In the end, I finished this novel with mixed feelings. I was reminded of two sci-fi novels that I read in recent years, Outpost by W. Michael Gear and Semiosis by Sue Burke, both of which feature strong themes of colonization and survival, though the former contained more action and space operatic elements while the latter emphasized the science. Hella, bless its heart, tried to do both. As such, I found its lack of a focal point to be one of its main weaknesses, followed by a difficulty to connect with the characters. Regarding the first point, I felt the plot was all over the place. The opening chapters were intriguing enough, as the story begins with Kyle and his mom and brother preparing for their annual migration to Winterland Outpost to escape the cold weather.

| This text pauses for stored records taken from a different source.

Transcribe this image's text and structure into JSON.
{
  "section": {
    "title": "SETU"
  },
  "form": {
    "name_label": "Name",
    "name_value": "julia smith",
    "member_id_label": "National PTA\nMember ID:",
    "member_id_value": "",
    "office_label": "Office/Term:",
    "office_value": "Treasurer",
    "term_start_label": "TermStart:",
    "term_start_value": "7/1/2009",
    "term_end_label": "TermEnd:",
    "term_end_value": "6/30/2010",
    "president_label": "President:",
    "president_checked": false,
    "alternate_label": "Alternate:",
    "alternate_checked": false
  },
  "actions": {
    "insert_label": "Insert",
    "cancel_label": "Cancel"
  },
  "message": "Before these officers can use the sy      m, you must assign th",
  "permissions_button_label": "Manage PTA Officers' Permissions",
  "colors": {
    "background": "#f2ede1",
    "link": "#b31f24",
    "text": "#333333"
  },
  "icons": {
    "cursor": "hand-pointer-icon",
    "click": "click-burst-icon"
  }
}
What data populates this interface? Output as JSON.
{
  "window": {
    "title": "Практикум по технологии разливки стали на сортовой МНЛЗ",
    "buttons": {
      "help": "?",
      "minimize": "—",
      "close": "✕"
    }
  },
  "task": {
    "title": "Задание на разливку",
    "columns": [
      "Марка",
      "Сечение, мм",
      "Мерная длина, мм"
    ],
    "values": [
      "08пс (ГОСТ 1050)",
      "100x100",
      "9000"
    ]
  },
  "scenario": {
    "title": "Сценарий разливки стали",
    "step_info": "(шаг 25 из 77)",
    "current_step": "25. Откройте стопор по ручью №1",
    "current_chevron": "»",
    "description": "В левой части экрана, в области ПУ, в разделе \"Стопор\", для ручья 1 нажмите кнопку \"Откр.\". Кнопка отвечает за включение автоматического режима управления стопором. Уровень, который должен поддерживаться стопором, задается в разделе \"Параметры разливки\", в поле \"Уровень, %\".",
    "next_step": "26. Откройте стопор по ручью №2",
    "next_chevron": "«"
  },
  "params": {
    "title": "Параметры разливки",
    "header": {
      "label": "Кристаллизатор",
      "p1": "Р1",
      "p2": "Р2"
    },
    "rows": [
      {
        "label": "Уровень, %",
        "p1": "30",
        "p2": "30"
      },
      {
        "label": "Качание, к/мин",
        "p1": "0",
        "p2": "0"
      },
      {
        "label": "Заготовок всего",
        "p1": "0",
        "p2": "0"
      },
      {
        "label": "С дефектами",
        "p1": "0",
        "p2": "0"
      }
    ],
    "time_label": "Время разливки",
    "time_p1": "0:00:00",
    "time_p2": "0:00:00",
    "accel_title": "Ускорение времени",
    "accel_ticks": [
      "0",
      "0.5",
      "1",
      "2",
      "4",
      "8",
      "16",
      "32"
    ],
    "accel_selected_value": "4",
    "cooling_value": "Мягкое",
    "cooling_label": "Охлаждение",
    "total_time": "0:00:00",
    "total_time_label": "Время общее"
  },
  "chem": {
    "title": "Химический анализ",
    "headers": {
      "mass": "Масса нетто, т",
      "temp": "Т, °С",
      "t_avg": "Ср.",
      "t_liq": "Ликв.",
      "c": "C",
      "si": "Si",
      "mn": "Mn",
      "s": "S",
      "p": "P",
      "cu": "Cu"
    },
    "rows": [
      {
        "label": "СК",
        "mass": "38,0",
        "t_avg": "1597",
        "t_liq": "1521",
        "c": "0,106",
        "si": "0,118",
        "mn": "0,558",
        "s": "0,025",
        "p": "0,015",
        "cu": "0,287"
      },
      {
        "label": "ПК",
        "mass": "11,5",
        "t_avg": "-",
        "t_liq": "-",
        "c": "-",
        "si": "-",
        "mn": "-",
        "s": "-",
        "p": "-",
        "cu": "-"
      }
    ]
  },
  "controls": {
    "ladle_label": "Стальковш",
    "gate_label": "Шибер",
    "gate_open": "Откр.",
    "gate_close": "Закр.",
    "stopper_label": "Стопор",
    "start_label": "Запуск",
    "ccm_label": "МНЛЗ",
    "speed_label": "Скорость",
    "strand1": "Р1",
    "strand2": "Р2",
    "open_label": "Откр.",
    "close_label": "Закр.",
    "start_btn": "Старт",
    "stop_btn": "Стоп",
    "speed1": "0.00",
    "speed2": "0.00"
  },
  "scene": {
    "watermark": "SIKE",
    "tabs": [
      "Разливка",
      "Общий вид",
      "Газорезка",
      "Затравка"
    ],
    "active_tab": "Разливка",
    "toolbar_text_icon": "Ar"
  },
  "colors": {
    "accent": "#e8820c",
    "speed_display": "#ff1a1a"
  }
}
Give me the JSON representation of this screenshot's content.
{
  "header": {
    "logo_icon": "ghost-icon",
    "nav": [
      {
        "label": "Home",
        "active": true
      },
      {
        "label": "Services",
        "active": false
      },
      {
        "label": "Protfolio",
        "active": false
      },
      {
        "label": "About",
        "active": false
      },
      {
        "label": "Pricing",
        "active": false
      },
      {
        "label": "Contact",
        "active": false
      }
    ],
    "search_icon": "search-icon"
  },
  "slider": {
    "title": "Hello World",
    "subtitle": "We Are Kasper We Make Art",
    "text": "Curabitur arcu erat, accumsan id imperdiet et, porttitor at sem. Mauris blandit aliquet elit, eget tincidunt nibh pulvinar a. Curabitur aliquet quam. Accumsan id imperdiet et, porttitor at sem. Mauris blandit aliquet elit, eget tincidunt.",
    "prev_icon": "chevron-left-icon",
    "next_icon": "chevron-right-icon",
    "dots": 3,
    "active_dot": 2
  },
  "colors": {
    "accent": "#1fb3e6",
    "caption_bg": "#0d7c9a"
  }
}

But once Kyle receives his task of video documenting Hellan life, that interest went downhill fast as readers are inundated with description, both important and trivial. Sparing no detail, Kyle describes everything the incoming colonists need to know, everything from what they will eat to where they will sleep.
To be fair, not all of it was the dry, technical stuff. In fact, I loved the level of world-building Kyle’s perspective provided, especially the descriptions of the planet’s wildlife. Hella’s gravity is much lower that Earth’s, allowing its creatures to grow to gargantuan proportions. Huge dinosaur-like animals roam the its surface, while its trees can reach over a mile high. These were the details that fascinated me in Kyle’s archives, as well as facts about the world’s harsh weather patterns, like the extreme seasonal changes which force the colonists to move back and forth between winter and summer outposts.
Of course, I would have preferred all this to be presented in a more engaging manner, but since we were seeing through Kyle’s eyes, I understood why the delivery had to be more clear-cut, pragmatic, and to the point. While it was good to have a perspective from a “neuro-atypical” and “emotionally challenged” character, and Gerrold certainly went all in with the characterization, having Kyle as our protagonist actually ended up being a double-edged sword because it made the narrative feel a little stiff and bland.
Still, I did mention earlier that there was an action-thriller side to Hella, which came through near the end when the focus of the story shifts towards its political conspiracy plotline. Kyle’s character arc also became more personal. I’ll be honest, this felt like a breath of fresh air and a nice change of pace after all the info dumping and reams of pedantic societal commentary that we had to slog through to reach this point. It’s just a shame that the excitement came a little too late.
All in all, I guess you could say Hella was a somewhat frustrating read. There were probably as many ups as there were downs, but it did end on a high note, which was a plus. I’m also happy that I got to listen to this book in audio, because I have a feeling the print experience would have been a struggle. As the audiobook’s narrator, Travis Baldree’s voicework gave Kyle’s matter-of-fact words some life and personality, at least. Overall, he did a great job and delivered a strong performance.